When a line contains the string "structured", it counts once; give the total of such lines in the entries below and nothing else.

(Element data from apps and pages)
===

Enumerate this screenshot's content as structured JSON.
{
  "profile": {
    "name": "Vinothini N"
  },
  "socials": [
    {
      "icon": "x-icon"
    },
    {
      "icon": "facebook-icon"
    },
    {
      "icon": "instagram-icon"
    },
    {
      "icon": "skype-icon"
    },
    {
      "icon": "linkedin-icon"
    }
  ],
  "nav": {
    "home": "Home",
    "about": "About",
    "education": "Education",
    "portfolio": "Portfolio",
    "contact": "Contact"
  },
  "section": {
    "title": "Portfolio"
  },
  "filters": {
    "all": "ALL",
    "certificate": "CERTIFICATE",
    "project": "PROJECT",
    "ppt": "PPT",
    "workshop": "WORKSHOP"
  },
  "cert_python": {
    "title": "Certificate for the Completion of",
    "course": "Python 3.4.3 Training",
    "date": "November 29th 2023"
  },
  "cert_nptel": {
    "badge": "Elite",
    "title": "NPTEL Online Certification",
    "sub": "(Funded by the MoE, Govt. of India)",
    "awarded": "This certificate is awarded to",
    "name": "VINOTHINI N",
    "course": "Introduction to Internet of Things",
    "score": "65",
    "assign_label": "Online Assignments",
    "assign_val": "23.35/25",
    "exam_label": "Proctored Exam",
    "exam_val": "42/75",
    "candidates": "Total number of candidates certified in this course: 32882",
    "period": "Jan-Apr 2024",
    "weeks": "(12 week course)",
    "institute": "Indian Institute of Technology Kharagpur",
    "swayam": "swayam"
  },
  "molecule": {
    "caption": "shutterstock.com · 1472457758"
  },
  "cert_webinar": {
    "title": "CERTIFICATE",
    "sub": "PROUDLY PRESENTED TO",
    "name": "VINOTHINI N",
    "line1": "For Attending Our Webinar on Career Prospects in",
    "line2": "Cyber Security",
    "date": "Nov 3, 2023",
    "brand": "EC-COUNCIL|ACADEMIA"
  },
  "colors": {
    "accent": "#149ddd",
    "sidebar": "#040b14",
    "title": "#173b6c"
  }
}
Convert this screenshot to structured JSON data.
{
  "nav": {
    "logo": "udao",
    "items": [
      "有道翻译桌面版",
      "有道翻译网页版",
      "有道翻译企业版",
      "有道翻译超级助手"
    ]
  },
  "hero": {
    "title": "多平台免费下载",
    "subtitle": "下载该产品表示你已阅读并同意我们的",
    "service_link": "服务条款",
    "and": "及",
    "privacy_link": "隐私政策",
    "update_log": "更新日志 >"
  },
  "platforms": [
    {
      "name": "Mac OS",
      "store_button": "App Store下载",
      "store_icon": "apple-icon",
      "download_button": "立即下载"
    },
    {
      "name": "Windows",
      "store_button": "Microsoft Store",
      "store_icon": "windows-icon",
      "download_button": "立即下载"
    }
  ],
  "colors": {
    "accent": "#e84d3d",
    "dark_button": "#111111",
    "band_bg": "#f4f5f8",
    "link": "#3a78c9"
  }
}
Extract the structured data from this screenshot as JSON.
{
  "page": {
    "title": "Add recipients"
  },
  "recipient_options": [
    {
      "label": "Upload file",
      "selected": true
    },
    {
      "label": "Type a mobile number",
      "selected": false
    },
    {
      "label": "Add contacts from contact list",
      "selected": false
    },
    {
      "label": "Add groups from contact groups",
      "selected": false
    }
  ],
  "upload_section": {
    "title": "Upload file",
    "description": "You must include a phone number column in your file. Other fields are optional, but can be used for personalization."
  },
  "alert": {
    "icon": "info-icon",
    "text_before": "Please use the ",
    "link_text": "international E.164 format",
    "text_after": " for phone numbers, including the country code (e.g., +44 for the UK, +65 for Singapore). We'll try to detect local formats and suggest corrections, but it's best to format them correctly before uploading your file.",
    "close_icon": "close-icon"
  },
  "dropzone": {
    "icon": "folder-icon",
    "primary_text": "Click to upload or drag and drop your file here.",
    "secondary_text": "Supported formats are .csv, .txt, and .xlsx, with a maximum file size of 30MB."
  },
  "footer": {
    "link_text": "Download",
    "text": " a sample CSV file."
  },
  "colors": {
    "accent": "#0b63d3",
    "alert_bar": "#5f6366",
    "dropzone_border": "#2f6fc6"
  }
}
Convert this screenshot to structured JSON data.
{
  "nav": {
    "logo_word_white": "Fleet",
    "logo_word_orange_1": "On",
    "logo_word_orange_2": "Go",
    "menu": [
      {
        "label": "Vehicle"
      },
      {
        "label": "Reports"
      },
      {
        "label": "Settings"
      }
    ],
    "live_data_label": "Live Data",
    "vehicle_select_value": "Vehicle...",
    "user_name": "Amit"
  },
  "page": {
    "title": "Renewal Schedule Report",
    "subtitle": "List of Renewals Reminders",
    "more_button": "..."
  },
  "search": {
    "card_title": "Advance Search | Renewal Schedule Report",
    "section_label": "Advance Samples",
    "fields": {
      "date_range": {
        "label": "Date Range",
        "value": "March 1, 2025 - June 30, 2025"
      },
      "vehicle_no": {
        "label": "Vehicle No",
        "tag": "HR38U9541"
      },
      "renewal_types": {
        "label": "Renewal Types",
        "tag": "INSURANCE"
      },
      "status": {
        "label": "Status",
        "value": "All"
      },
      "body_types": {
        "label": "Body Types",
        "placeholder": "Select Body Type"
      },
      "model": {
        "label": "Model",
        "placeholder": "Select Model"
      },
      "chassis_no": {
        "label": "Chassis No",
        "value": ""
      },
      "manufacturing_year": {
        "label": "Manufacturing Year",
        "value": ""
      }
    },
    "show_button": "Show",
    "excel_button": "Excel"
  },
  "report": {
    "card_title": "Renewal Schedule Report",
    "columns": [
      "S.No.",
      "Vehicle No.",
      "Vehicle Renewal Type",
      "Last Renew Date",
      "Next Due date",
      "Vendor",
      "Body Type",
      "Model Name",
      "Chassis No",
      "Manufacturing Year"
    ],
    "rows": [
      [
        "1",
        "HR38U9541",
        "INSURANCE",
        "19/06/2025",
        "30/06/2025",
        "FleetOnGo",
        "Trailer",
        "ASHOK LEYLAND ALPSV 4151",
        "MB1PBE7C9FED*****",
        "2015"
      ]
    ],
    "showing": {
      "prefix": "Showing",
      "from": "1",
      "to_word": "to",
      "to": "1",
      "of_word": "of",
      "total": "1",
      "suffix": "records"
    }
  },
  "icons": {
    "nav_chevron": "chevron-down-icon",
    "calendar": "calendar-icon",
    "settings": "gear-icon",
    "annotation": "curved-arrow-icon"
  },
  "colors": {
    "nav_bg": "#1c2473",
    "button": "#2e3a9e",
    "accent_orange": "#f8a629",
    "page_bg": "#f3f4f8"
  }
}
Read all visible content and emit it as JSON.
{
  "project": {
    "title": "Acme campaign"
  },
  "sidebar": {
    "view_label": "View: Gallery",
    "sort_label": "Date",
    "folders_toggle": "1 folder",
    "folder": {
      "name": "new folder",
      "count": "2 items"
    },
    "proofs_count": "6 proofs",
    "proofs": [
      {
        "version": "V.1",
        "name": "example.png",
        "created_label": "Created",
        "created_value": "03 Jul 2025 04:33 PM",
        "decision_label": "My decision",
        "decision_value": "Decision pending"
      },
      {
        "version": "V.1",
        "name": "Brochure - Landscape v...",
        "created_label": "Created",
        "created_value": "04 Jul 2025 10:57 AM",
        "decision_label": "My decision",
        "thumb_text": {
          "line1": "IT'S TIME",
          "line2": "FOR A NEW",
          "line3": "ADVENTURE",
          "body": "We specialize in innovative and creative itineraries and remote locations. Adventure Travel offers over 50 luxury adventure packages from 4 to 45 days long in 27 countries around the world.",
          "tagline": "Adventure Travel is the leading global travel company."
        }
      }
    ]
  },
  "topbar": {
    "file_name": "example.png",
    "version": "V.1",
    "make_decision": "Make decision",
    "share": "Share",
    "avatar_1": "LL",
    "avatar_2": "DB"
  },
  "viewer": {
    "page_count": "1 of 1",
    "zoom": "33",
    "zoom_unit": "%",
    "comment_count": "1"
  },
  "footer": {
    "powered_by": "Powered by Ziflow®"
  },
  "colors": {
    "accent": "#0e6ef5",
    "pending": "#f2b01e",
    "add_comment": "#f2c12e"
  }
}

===

Result of the task ▸ 4